--- Work order ---
Reproduce all of the data exactly as written.

....................

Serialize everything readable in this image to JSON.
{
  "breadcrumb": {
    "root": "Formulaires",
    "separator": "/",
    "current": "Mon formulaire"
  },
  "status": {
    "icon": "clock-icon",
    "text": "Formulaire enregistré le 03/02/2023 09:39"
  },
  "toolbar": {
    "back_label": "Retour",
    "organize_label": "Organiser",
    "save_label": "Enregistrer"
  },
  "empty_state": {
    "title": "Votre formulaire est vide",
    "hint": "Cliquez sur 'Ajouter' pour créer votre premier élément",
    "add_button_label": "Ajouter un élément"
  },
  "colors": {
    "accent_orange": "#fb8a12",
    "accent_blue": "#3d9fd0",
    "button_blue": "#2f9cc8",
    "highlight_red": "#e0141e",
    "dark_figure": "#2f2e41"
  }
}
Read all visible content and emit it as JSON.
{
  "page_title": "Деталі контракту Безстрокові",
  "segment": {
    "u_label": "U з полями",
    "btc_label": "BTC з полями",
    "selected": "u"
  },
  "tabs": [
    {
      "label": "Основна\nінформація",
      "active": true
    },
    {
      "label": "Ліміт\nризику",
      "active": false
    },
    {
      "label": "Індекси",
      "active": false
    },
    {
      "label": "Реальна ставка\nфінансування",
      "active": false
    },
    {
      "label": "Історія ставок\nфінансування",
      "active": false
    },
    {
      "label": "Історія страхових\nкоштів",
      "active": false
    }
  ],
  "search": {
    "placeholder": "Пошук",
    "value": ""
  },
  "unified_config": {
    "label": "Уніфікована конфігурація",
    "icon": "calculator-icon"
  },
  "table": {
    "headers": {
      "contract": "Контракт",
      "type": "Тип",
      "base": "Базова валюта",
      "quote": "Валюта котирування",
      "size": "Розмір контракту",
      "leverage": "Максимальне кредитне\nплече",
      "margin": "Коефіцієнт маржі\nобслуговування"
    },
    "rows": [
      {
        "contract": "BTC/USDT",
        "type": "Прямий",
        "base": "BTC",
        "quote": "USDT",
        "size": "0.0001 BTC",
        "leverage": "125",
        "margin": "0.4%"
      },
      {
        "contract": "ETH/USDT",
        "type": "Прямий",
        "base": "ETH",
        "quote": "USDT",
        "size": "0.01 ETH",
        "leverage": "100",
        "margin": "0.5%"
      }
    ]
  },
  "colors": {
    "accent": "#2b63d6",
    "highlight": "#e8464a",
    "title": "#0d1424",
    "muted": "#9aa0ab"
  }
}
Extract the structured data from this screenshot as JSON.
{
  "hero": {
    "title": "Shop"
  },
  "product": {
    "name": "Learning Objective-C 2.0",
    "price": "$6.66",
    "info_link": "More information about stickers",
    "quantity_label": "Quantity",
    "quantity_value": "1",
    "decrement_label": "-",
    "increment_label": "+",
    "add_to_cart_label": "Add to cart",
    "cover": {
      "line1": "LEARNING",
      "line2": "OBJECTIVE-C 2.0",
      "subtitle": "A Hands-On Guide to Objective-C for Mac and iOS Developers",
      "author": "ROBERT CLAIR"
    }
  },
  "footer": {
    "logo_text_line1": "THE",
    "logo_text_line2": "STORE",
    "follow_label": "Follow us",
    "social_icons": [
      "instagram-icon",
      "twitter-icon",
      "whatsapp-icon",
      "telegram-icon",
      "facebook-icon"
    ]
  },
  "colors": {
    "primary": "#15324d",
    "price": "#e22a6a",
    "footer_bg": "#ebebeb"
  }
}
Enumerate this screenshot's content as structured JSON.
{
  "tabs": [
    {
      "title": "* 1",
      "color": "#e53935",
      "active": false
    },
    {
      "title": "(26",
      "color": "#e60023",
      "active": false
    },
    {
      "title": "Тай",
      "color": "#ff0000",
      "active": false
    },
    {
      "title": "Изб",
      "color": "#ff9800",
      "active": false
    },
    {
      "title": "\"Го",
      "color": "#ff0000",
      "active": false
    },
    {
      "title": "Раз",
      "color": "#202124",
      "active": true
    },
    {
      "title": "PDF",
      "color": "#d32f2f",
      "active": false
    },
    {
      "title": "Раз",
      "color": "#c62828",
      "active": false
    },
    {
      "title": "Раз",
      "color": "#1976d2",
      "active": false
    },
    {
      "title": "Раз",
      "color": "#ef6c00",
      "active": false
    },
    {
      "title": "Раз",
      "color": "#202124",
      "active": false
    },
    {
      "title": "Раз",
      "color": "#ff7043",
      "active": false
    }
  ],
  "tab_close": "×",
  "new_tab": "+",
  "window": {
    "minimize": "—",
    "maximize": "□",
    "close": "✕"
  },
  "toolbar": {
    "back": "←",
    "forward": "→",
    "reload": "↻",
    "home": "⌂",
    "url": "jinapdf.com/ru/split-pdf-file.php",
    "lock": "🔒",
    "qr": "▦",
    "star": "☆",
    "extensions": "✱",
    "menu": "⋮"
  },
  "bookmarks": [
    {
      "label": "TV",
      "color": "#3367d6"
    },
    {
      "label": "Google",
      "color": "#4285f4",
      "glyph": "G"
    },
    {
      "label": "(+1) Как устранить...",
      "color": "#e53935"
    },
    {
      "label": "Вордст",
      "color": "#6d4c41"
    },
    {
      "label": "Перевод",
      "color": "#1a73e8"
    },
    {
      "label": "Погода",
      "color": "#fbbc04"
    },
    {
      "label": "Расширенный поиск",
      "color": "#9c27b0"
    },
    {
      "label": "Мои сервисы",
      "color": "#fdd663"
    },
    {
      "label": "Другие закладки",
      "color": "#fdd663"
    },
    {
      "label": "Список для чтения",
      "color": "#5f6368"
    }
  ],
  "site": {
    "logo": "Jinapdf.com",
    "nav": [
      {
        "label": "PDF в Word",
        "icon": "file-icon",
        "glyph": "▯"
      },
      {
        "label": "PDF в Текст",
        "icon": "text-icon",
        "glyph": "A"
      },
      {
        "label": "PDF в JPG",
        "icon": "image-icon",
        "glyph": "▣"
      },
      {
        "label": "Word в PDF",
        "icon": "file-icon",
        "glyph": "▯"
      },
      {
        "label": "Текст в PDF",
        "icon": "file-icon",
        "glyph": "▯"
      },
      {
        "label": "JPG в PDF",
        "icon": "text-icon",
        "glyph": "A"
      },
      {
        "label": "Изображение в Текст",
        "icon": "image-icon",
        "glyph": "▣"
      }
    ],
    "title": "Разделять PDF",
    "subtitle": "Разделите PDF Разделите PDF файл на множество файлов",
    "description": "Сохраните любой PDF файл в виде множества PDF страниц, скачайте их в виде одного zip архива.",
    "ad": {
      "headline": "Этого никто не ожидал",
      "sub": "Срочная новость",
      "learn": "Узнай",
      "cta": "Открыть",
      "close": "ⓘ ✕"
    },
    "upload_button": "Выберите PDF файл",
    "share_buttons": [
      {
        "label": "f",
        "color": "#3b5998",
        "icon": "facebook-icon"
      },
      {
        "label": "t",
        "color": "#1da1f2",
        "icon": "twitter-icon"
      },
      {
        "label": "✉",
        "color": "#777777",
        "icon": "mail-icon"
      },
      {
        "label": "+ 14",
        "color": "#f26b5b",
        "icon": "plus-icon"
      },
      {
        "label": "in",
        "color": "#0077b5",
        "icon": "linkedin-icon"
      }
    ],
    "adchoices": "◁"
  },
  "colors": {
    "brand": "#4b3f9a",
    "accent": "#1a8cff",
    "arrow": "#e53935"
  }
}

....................

--- Solution to the exercise ---
Serialize everything readable in this image to JSON.
{
  "breadcrumb": {
    "root": "Formulaires",
    "separator": "/",
    "current": "Mon formulaire"
  },
  "status": {
    "icon": "clock-icon",
    "text": "Formulaire enregistré le 03/02/2023 09:39"
  },
  "toolbar": {
    "back_label": "Retour",
    "organize_label": "Organiser",
    "save_label": "Enregistrer"
  },
  "empty_state": {
    "title": "Votre formulaire est vide",
    "hint": "Cliquez sur 'Ajouter' pour créer votre premier élément",
    "add_button_label": "Ajouter un élément"
  },
  "colors": {
    "accent_orange": "#fb8a12",
    "accent_blue": "#3d9fd0",
    "button_blue": "#2f9cc8",
    "highlight_red": "#e0141e",
    "dark_figure": "#2f2e41"
  }
}
Read all visible content and emit it as JSON.
{
  "page_title": "Деталі контракту Безстрокові",
  "segment": {
    "u_label": "U з полями",
    "btc_label": "BTC з полями",
    "selected": "u"
  },
  "tabs": [
    {
      "label": "Основна\nінформація",
      "active": true
    },
    {
      "label": "Ліміт\nризику",
      "active": false
    },
    {
      "label": "Індекси",
      "active": false
    },
    {
      "label": "Реальна ставка\nфінансування",
      "active": false
    },
    {
      "label": "Історія ставок\nфінансування",
      "active": false
    },
    {
      "label": "Історія страхових\nкоштів",
      "active": false
    }
  ],
  "search": {
    "placeholder": "Пошук",
    "value": ""
  },
  "unified_config": {
    "label": "Уніфікована конфігурація",
    "icon": "calculator-icon"
  },
  "table": {
    "headers": {
      "contract": "Контракт",
      "type": "Тип",
      "base": "Базова валюта",
      "quote": "Валюта котирування",
      "size": "Розмір контракту",
      "leverage": "Максимальне кредитне\nплече",
      "margin": "Коефіцієнт маржі\nобслуговування"
    },
    "rows": [
      {
        "contract": "BTC/USDT",
        "type": "Прямий",
        "base": "BTC",
        "quote": "USDT",
        "size": "0.0001 BTC",
        "leverage": "125",
        "margin": "0.4%"
      },
      {
        "contract": "ETH/USDT",
        "type": "Прямий",
        "base": "ETH",
        "quote": "USDT",
        "size": "0.01 ETH",
        "leverage": "100",
        "margin": "0.5%"
      }
    ]
  },
  "colors": {
    "accent": "#2b63d6",
    "highlight": "#e8464a",
    "title": "#0d1424",
    "muted": "#9aa0ab"
  }
}
Extract the structured data from this screenshot as JSON.
{
  "hero": {
    "title": "Shop"
  },
  "product": {
    "name": "Learning Objective-C 2.0",
    "price": "$6.66",
    "info_link": "More information about stickers",
    "quantity_label": "Quantity",
    "quantity_value": "1",
    "decrement_label": "-",
    "increment_label": "+",
    "add_to_cart_label": "Add to cart",
    "cover": {
      "line1": "LEARNING",
      "line2": "OBJECTIVE-C 2.0",
      "subtitle": "A Hands-On Guide to Objective-C for Mac and iOS Developers",
      "author": "ROBERT CLAIR"
    }
  },
  "footer": {
    "logo_text_line1": "THE",
    "logo_text_line2": "STORE",
    "follow_label": "Follow us",
    "social_icons": [
      "instagram-icon",
      "twitter-icon",
      "whatsapp-icon",
      "telegram-icon",
      "facebook-icon"
    ]
  },
  "colors": {
    "primary": "#15324d",
    "price": "#e22a6a",
    "footer_bg": "#ebebeb"
  }
}
Enumerate this screenshot's content as structured JSON.
{
  "tabs": [
    {
      "title": "* 1",
      "color": "#e53935",
      "active": false
    },
    {
      "title": "(26",
      "color": "#e60023",
      "active": false
    },
    {
      "title": "Тай",
      "color": "#ff0000",
      "active": false
    },
    {
      "title": "Изб",
      "color": "#ff9800",
      "active": false
    },
    {
      "title": "\"Го",
      "color": "#ff0000",
      "active": false
    },
    {
      "title": "Раз",
      "color": "#202124",
      "active": true
    },
    {
      "title": "PDF",
      "color": "#d32f2f",
      "active": false
    },
    {
      "title": "Раз",
      "color": "#c62828",
      "active": false
    },
    {
      "title": "Раз",
      "color": "#1976d2",
      "active": false
    },
    {
      "title": "Раз",
      "color": "#ef6c00",
      "active": false
    },
    {
      "title": "Раз",
      "color": "#202124",
      "active": false
    },
    {
      "title": "Раз",
      "color": "#ff7043",
      "active": false
    }
  ],
  "tab_close": "×",
  "new_tab": "+",
  "window": {
    "minimize": "—",
    "maximize": "□",
    "close": "✕"
  },
  "toolbar": {
    "back": "←",
    "forward": "→",
    "reload": "↻",
    "home": "⌂",
    "url": "jinapdf.com/ru/split-pdf-file.php",
    "lock": "🔒",
    "qr": "▦",
    "star": "☆",
    "extensions": "✱",
    "menu": "⋮"
  },
  "bookmarks": [
    {
      "label": "TV",
      "color": "#3367d6"
    },
    {
      "label": "Google",
      "color": "#4285f4",
      "glyph": "G"
    },
    {
      "label": "(+1) Как устранить...",
      "color": "#e53935"
    },
    {
      "label": "Вордст",
      "color": "#6d4c41"
    },
    {
      "label": "Перевод",
      "color": "#1a73e8"
    },
    {
      "label": "Погода",
      "color": "#fbbc04"
    },
    {
      "label": "Расширенный поиск",
      "color": "#9c27b0"
    },
    {
      "label": "Мои сервисы",
      "color": "#fdd663"
    },
    {
      "label": "Другие закладки",
      "color": "#fdd663"
    },
    {
      "label": "Список для чтения",
      "color": "#5f6368"
    }
  ],
  "site": {
    "logo": "Jinapdf.com",
    "nav": [
      {
        "label": "PDF в Word",
        "icon": "file-icon",
        "glyph": "▯"
      },
      {
        "label": "PDF в Текст",
        "icon": "text-icon",
        "glyph": "A"
      },
      {
        "label": "PDF в JPG",
        "icon": "image-icon",
        "glyph": "▣"
      },
      {
        "label": "Word в PDF",
        "icon": "file-icon",
        "glyph": "▯"
      },
      {
        "label": "Текст в PDF",
        "icon": "file-icon",
        "glyph": "▯"
      },
      {
        "label": "JPG в PDF",
        "icon": "text-icon",
        "glyph": "A"
      },
      {
        "label": "Изображение в Текст",
        "icon": "image-icon",
        "glyph": "▣"
      }
    ],
    "title": "Разделять PDF",
    "subtitle": "Разделите PDF Разделите PDF файл на множество файлов",
    "description": "Сохраните любой PDF файл в виде множества PDF страниц, скачайте их в виде одного zip архива.",
    "ad": {
      "headline": "Этого никто не ожидал",
      "sub": "Срочная новость",
      "learn": "Узнай",
      "cta": "Открыть",
      "close": "ⓘ ✕"
    },
    "upload_button": "Выберите PDF файл",
    "share_buttons": [
      {
        "label": "f",
        "color": "#3b5998",
        "icon": "facebook-icon"
      },
      {
        "label": "t",
        "color": "#1da1f2",
        "icon": "twitter-icon"
      },
      {
        "label": "✉",
        "color": "#777777",
        "icon": "mail-icon"
      },
      {
        "label": "+ 14",
        "color": "#f26b5b",
        "icon": "plus-icon"
      },
      {
        "label": "in",
        "color": "#0077b5",
        "icon": "linkedin-icon"
      }
    ],
    "adchoices": "◁"
  },
  "colors": {
    "brand": "#4b3f9a",
    "accent": "#1a8cff",
    "arrow": "#e53935"
  }
}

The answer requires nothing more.